Kevin Lamb’s excellent article (“Crime Genes and Other Delusions,” December 1996) illuminated recent behavioral genetic research on temperament and its relation to crime and showed that scientific interest of this kind is growing rapidly, despite continued opposition from the political correctness crowd. Coincidentally, two new articles of mine bear directly on this issue.

In the July 1996 issue of the medical journal Psychiatric Genetics, I examined data from several hundred twin pairs and found that general misbehavior for men is about 75 percent heritable and that violence is about 50 percent heritable. The measures of violence included carrying and using a weapon, fighting in public, struggling with a policeman, and vandalism. This may have been the first study to show that violence per se is heritable, for even some behavioral geneticists relate violence to alcohol and/or drug abuse, perhaps implying that it is less heritable.

In an article in the October 1996 issue of Aggressive Behavior, I demonstrated that testosterone is related to aggressive behavior in both men and women. We obtained testosterone samples from the saliva of 300 college men and women and asked them to complete questionnaires regarding their aggression and nurturance in different situations. Men had five times more testosterone than did women and reported themselves as more aggressive and less nurturant than did women. Both men and women with high testosterone felt more anger and aggression than their counterparts. Similarly, men and women with low testosterone felt more nurturance than their counterparts.

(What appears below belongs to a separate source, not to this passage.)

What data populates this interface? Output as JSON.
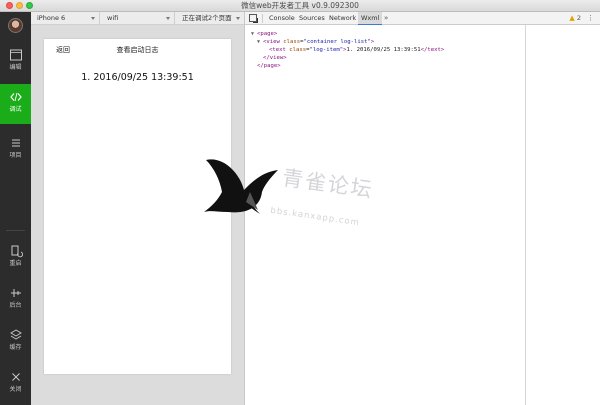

These new findings on the biology of crime have implications for racial variation in criminal behavior, given that blacks (on average) have more testosterone than whites, who have more than Asians. Although it is well documented that blacks m the United States commit more crimes of violence than do whites or Asians, it is seldom realized just how strong the race-crime relation is. Glayde Whitney, a president of the Behavior Genetics Association, published a paper in the 1995 issue of Mankind Quarterly showing a very high correlation (r = 0.77) between the percentage of blacks in a state and the state’s homicide rate. It is seldom officially noted that Orientals are underrepresented in American crime statistics relative to whites and have been ever since record keeping began.

Even less often noted is that this same three-way racial gradient in crime found in the United States is also found around the world. As I show in my book Race, Evolution, and Behavior (1995), African and Caribbean countries have twice the rate of violent crime (murder, rape, and serious assault) as do European countries, which in turn have twice the rate of violent crime as do Pacific Rim countries.

        —Philippe Rushton
Professor of Psychology
University of Western Ontario
London, Ontario